Exercise material
==============================

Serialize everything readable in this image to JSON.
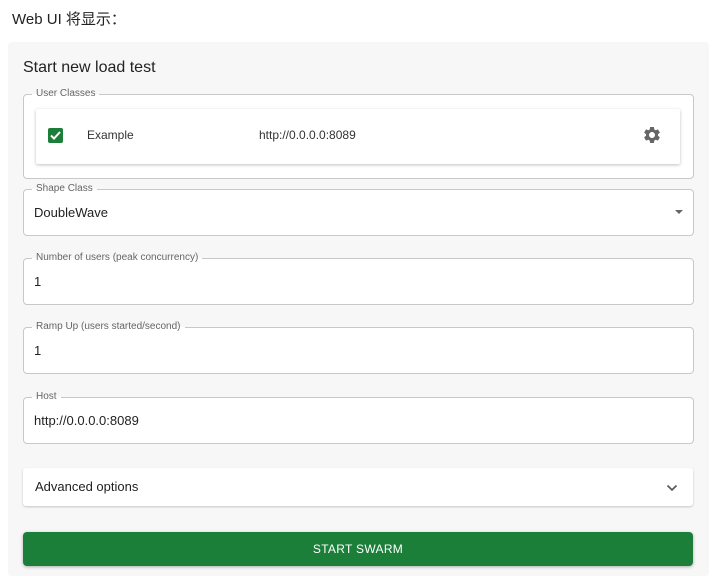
{
  "intro_text": "Web UI 将显示：",
  "panel": {
    "title": "Start new load test"
  },
  "user_classes": {
    "legend": "User Classes",
    "items": [
      {
        "checked": true,
        "name": "Example",
        "host": "http://0.0.0.0:8089",
        "settings_icon": "gear-icon"
      }
    ]
  },
  "shape_class": {
    "legend": "Shape Class",
    "value": "DoubleWave",
    "icon": "dropdown-arrow-icon"
  },
  "users": {
    "legend": "Number of users (peak concurrency)",
    "value": "1"
  },
  "ramp_up": {
    "legend": "Ramp Up (users started/second)",
    "value": "1"
  },
  "host": {
    "legend": "Host",
    "value": "http://0.0.0.0:8089"
  },
  "advanced": {
    "label": "Advanced options",
    "icon": "chevron-down-icon"
  },
  "start_button": {
    "label": "START SWARM"
  },
  "colors": {
    "accent": "#1b7e39",
    "panel_bg": "#f7f7f7",
    "border": "#c8c8c8"
  }
}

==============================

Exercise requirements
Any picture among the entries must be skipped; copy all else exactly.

Answer area
Serialize everything readable in this image to JSON.
{
  "intro_text": "Web UI 将显示：",
  "panel": {
    "title": "Start new load test"
  },
  "user_classes": {
    "legend": "User Classes",
    "items": [
      {
        "checked": true,
        "name": "Example",
        "host": "http://0.0.0.0:8089",
        "settings_icon": "gear-icon"
      }
    ]
  },
  "shape_class": {
    "legend": "Shape Class",
    "value": "DoubleWave",
    "icon": "dropdown-arrow-icon"
  },
  "users": {
    "legend": "Number of users (peak concurrency)",
    "value": "1"
  },
  "ramp_up": {
    "legend": "Ramp Up (users started/second)",
    "value": "1"
  },
  "host": {
    "legend": "Host",
    "value": "http://0.0.0.0:8089"
  },
  "advanced": {
    "label": "Advanced options",
    "icon": "chevron-down-icon"
  },
  "start_button": {
    "label": "START SWARM"
  },
  "colors": {
    "accent": "#1b7e39",
    "panel_bg": "#f7f7f7",
    "border": "#c8c8c8"
  }
}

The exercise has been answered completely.